[Opening Records supplied section]
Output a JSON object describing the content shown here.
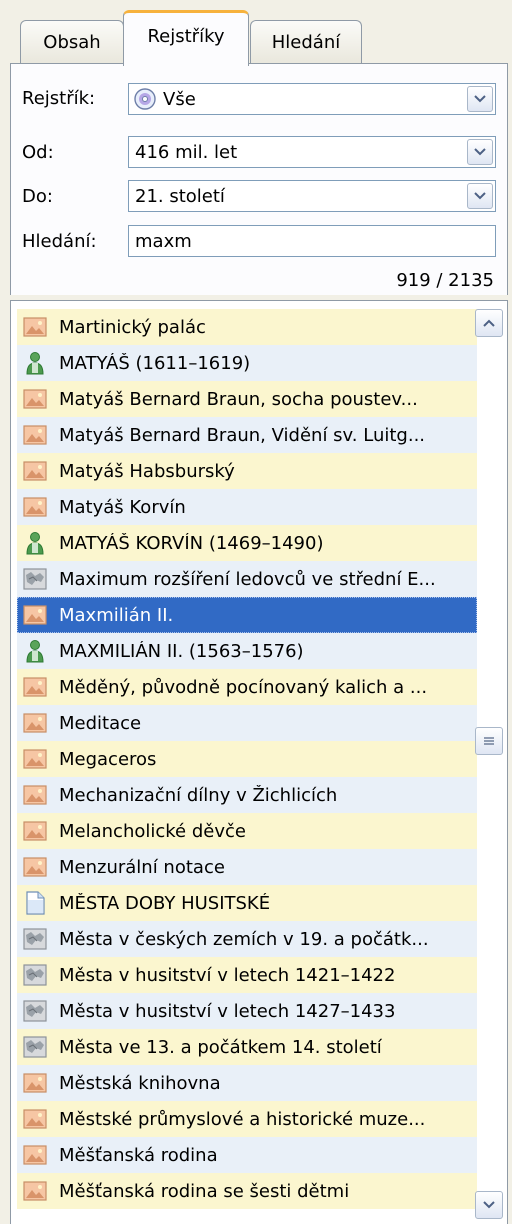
{
  "tabs": [
    "Obsah",
    "Rejstříky",
    "Hledání"
  ],
  "filters": {
    "rejstrik_label": "Rejstřík:",
    "rejstrik_value": "Vše",
    "od_label": "Od:",
    "od_value": "416 mil. let",
    "do_label": "Do:",
    "do_value": "21. století",
    "hledani_label": "Hledání:",
    "hledani_value": "maxm"
  },
  "count": "919 / 2135",
  "items": [
    {
      "text": "Martinický palác",
      "icon": "image-icon"
    },
    {
      "text": "MATYÁŠ (1611–1619)",
      "icon": "person-icon"
    },
    {
      "text": "Matyáš Bernard Braun, socha poustev...",
      "icon": "image-icon"
    },
    {
      "text": "Matyáš Bernard Braun, Vidění sv. Luitg...",
      "icon": "image-icon"
    },
    {
      "text": "Matyáš Habsburský",
      "icon": "image-icon"
    },
    {
      "text": "Matyáš Korvín",
      "icon": "image-icon"
    },
    {
      "text": "MATYÁŠ KORVÍN (1469–1490)",
      "icon": "person-icon"
    },
    {
      "text": "Maximum rozšíření ledovců ve střední E...",
      "icon": "map-icon"
    },
    {
      "text": "Maxmilián II.",
      "icon": "image-icon",
      "selected": true
    },
    {
      "text": "MAXMILIÁN II. (1563–1576)",
      "icon": "person-icon"
    },
    {
      "text": "Měděný, původně pocínovaný kalich a ...",
      "icon": "image-icon"
    },
    {
      "text": "Meditace",
      "icon": "image-icon"
    },
    {
      "text": "Megaceros",
      "icon": "image-icon"
    },
    {
      "text": "Mechanizační dílny v Žichlicích",
      "icon": "image-icon"
    },
    {
      "text": "Melancholické děvče",
      "icon": "image-icon"
    },
    {
      "text": "Menzurální notace",
      "icon": "image-icon"
    },
    {
      "text": "MĚSTA DOBY HUSITSKÉ",
      "icon": "document-icon"
    },
    {
      "text": "Města v českých zemích v 19. a počátk...",
      "icon": "map-icon"
    },
    {
      "text": "Města v husitství v letech 1421–1422",
      "icon": "map-icon"
    },
    {
      "text": "Města v husitství v letech 1427–1433",
      "icon": "map-icon"
    },
    {
      "text": "Města ve 13. a počátkem 14. století",
      "icon": "map-icon"
    },
    {
      "text": "Městská knihovna",
      "icon": "image-icon"
    },
    {
      "text": "Městské průmyslové a historické muze...",
      "icon": "image-icon"
    },
    {
      "text": "Měšťanská rodina",
      "icon": "image-icon"
    },
    {
      "text": "Měšťanská rodina se šesti dětmi",
      "icon": "image-icon"
    }
  ],
  "colors": {
    "row_alt_yellow": "#fbf6cf",
    "row_alt_blue": "#e9f0f8",
    "selection": "#316ac5",
    "active_tab_accent": "#f7b23c"
  }
}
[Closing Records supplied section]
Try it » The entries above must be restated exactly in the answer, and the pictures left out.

Exercise solution »
Output a JSON object describing the content shown here.
{
  "tabs": [
    "Obsah",
    "Rejstříky",
    "Hledání"
  ],
  "filters": {
    "rejstrik_label": "Rejstřík:",
    "rejstrik_value": "Vše",
    "od_label": "Od:",
    "od_value": "416 mil. let",
    "do_label": "Do:",
    "do_value": "21. století",
    "hledani_label": "Hledání:",
    "hledani_value": "maxm"
  },
  "count": "919 / 2135",
  "items": [
    {
      "text": "Martinický palác",
      "icon": "image-icon"
    },
    {
      "text": "MATYÁŠ (1611–1619)",
      "icon": "person-icon"
    },
    {
      "text": "Matyáš Bernard Braun, socha poustev...",
      "icon": "image-icon"
    },
    {
      "text": "Matyáš Bernard Braun, Vidění sv. Luitg...",
      "icon": "image-icon"
    },
    {
      "text": "Matyáš Habsburský",
      "icon": "image-icon"
    },
    {
      "text": "Matyáš Korvín",
      "icon": "image-icon"
    },
    {
      "text": "MATYÁŠ KORVÍN (1469–1490)",
      "icon": "person-icon"
    },
    {
      "text": "Maximum rozšíření ledovců ve střední E...",
      "icon": "map-icon"
    },
    {
      "text": "Maxmilián II.",
      "icon": "image-icon",
      "selected": true
    },
    {
      "text": "MAXMILIÁN II. (1563–1576)",
      "icon": "person-icon"
    },
    {
      "text": "Měděný, původně pocínovaný kalich a ...",
      "icon": "image-icon"
    },
    {
      "text": "Meditace",
      "icon": "image-icon"
    },
    {
      "text": "Megaceros",
      "icon": "image-icon"
    },
    {
      "text": "Mechanizační dílny v Žichlicích",
      "icon": "image-icon"
    },
    {
      "text": "Melancholické děvče",
      "icon": "image-icon"
    },
    {
      "text": "Menzurální notace",
      "icon": "image-icon"
    },
    {
      "text": "MĚSTA DOBY HUSITSKÉ",
      "icon": "document-icon"
    },
    {
      "text": "Města v českých zemích v 19. a počátk...",
      "icon": "map-icon"
    },
    {
      "text": "Města v husitství v letech 1421–1422",
      "icon": "map-icon"
    },
    {
      "text": "Města v husitství v letech 1427–1433",
      "icon": "map-icon"
    },
    {
      "text": "Města ve 13. a počátkem 14. století",
      "icon": "map-icon"
    },
    {
      "text": "Městská knihovna",
      "icon": "image-icon"
    },
    {
      "text": "Městské průmyslové a historické muze...",
      "icon": "image-icon"
    },
    {
      "text": "Měšťanská rodina",
      "icon": "image-icon"
    },
    {
      "text": "Měšťanská rodina se šesti dětmi",
      "icon": "image-icon"
    }
  ],
  "colors": {
    "row_alt_yellow": "#fbf6cf",
    "row_alt_blue": "#e9f0f8",
    "selection": "#316ac5",
    "active_tab_accent": "#f7b23c"
  }
}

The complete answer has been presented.